Once cooked, you can store lentils (and other lentil-like legumes) in the fridge for up to a week, or in an airtight container in the freezer for three months. You'll want to drain the firmer lentils, but don't bother trying to do that with the mushier varietals—it'll be impossible to separate them from the cooking liquid once they've broken down.
Dal in Every Color

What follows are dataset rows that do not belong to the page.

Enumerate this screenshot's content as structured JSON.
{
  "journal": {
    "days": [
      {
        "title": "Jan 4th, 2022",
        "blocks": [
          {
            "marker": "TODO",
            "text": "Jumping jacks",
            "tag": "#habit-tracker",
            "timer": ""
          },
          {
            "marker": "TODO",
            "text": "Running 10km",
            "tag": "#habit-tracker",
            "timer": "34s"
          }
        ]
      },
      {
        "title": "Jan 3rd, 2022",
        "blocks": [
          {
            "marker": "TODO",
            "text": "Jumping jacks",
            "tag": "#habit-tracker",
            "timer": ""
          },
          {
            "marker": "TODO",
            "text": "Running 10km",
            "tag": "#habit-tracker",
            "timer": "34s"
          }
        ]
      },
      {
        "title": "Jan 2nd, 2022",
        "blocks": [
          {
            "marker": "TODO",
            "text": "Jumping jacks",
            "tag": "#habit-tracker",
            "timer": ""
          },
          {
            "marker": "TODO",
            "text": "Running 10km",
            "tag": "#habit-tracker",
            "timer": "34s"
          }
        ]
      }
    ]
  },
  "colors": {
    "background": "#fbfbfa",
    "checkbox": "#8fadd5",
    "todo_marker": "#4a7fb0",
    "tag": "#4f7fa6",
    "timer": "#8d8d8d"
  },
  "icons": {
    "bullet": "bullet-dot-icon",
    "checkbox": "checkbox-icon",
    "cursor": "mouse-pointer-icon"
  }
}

One of the easiest and most delicious things to do with lentils and other "mushy category" split hulled pulses is make dal, an endlessly adaptable Indian dish. You can make dal with any lentil you have on hand. Red lentils or yellow-colored split hulled pulses are great for dal, since they break down into a nice stewed consistency. The easiest thing to do is simmer the lentils or pulses separately until cooked into a not-too-thick mush with three cups of water to one cup of lentils and a dash of turmeric, and, in a separate small skillet, heat up some fat, like oil, ghee, or butter. When the fat is hot, use it to briefly saute whole spices, like coriander, cumin, and fennel seeds until they’re very fragrant, then add any minced ginger, garlic, and chopped onion you'd like to add and stir for a minute or two before pouring the hot oil into the pot of cooked dal and seasoning to taste.
This tempering technique goes under many different names and is used widely in the cuisines of India, Sri Lanka, Pakistan, Bangladesh, and Nepal, under a variety of names, and it’s a brilliant one—the heated fat enlivens the spices and aromatics, and adds a nice bit of richness to the lentils. I’ve even used it with less traditional seasonings, like oregano and rosemary, and it’s also worked wonderfully. Use what you have and serve the dal with rice or a nice bit of flatbread.

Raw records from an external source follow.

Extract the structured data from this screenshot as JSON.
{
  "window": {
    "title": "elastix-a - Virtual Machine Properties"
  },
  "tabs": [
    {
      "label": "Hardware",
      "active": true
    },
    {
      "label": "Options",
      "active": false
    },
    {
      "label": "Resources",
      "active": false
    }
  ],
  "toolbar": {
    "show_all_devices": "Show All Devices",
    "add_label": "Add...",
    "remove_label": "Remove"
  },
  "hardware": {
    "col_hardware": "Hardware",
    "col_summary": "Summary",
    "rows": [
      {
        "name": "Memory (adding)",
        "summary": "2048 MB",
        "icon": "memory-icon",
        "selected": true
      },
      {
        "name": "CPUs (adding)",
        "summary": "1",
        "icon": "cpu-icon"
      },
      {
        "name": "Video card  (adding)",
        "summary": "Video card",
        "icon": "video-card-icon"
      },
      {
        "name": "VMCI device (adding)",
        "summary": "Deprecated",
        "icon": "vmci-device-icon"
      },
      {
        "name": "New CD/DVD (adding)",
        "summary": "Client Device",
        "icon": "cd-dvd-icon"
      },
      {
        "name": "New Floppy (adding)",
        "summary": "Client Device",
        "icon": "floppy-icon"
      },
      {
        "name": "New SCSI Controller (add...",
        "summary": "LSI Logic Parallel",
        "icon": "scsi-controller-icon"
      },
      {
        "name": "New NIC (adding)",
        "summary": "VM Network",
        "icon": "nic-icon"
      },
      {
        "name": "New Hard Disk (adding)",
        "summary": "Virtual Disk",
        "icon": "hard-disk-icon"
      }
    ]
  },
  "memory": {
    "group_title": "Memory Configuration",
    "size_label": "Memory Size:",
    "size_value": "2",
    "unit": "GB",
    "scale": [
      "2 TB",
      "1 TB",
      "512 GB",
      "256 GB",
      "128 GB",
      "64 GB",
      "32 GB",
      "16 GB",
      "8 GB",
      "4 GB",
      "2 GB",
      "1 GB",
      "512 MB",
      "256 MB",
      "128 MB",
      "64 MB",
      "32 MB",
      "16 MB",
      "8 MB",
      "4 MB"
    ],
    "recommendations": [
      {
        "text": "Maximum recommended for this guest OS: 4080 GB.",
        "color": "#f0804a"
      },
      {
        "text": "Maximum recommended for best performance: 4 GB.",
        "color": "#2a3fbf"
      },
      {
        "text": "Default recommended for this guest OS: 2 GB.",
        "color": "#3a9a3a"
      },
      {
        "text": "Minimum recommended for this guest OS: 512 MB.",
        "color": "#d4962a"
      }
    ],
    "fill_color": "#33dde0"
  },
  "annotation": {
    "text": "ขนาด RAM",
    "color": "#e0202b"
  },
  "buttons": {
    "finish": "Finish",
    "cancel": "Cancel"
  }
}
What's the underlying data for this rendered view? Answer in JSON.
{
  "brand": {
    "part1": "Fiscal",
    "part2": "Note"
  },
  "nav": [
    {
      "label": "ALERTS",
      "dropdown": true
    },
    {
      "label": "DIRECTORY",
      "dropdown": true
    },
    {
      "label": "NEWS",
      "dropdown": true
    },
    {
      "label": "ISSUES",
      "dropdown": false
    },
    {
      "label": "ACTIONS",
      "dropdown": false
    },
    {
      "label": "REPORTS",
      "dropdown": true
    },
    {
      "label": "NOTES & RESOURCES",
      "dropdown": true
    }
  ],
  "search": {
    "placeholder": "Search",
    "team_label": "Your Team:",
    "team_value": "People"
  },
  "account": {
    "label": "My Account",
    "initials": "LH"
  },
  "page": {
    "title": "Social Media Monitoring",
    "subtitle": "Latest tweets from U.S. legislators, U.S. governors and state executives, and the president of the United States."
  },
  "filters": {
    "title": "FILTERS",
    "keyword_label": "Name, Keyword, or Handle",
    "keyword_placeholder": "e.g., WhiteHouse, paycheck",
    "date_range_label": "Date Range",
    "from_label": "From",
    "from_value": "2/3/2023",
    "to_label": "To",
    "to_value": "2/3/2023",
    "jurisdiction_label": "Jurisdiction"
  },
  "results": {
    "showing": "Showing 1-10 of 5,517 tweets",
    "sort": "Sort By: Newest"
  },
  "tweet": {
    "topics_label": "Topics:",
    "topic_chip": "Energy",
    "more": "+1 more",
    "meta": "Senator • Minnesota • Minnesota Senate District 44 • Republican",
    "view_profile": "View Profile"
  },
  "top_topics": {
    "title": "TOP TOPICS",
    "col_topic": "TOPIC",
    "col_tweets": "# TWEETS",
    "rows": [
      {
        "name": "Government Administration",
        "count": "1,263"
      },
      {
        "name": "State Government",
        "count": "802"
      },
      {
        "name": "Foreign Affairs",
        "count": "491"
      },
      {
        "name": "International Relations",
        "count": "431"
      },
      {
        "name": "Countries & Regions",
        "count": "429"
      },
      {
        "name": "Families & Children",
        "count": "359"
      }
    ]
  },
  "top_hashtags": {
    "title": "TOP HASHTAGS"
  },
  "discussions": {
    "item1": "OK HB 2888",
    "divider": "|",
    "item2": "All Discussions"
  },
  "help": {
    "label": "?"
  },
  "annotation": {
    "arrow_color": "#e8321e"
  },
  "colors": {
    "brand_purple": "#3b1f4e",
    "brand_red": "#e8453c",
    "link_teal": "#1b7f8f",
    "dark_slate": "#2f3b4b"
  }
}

Lentils are fabulous in soup of all kinds—they add heft and toothsomeness to whatever bowl you’ve got going. Lentil soups are also great for cooking in big batches and freeze really well, a bonus if you’re conserving your cooking strength for big bursts. If you’re not sure where to start, try this lentil and chickpea soup that uses mostly pantry staples, and sub in whatever you have. Another great mostly pantry option is this lentil and linguine soup, which cooks the noodles in the same pot as the lentils for a lovely, starch-rich broth.
The firmer lentils, like French green or black lentils, are nice to add to grain bowls and salads once cooked and cooled. Try these lentils with red wine and herbs, or this lentil salad with pecans, spinach, and cheddar. If you have a few root vegetables hanging out in your fridge, those are also great with lentils, like in this lentil salad with roast beets and carrots. Lentils are particularly nice with cheese, as in this goat cheese, potato, and lentil salad, too.
If you have lentils, spices, rice, and some kind of onion, you have the makings of mujadara, a delicious Middle Eastern dish. The formula is basically lentils and rice, cooked down and topped with caramelized onions. You can garnish it with herbs, if you have them, or lemon juice and a dollop of yogurt. Trade in farro, bulgur, quinoa, or any other grain for the rice. If you have split mung beans instead of lentils, you can also make kitchari, a delicious, stewed mixture of basmati rice and yellow split mung beans.
Now, more than ever, is the time to experiment. Add lentils to a quesadilla, or plop them in a chili. Why not? The worst that’ll happen is a little extra fiber.